INPUT MATERIAL:
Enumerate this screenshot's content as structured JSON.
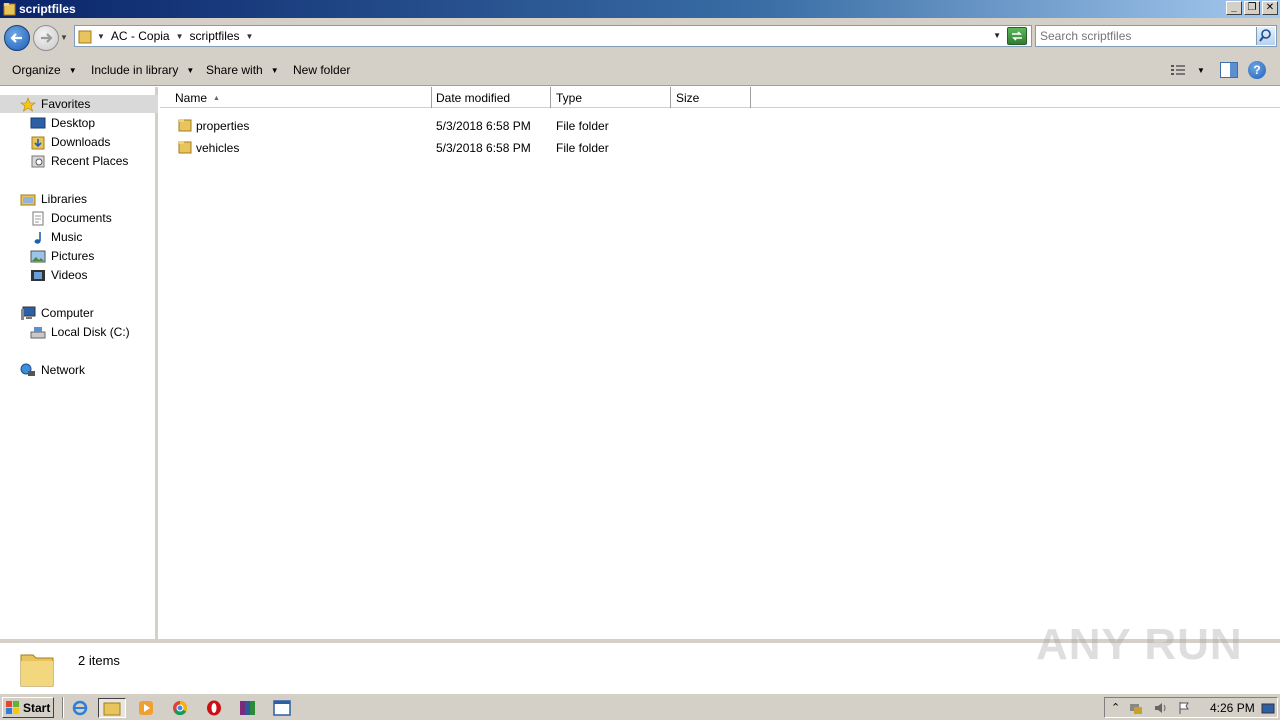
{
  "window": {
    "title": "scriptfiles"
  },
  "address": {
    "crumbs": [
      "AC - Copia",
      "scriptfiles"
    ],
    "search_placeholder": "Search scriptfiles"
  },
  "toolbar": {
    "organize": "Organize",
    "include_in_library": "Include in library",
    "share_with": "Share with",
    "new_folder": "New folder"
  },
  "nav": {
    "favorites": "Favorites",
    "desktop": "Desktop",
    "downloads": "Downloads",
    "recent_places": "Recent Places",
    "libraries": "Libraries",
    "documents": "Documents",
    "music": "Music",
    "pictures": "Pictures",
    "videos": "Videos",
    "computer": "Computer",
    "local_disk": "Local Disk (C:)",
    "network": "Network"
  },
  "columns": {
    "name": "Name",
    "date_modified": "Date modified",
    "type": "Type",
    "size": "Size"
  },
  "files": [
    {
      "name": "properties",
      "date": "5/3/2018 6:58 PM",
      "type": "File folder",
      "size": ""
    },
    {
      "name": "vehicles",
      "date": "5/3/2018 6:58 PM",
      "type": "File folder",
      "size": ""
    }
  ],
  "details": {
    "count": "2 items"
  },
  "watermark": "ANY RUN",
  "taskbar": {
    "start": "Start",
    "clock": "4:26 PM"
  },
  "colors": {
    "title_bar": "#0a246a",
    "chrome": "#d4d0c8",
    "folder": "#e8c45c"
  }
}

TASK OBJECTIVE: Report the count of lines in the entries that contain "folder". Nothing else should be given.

EXERCISE ANSWER: 4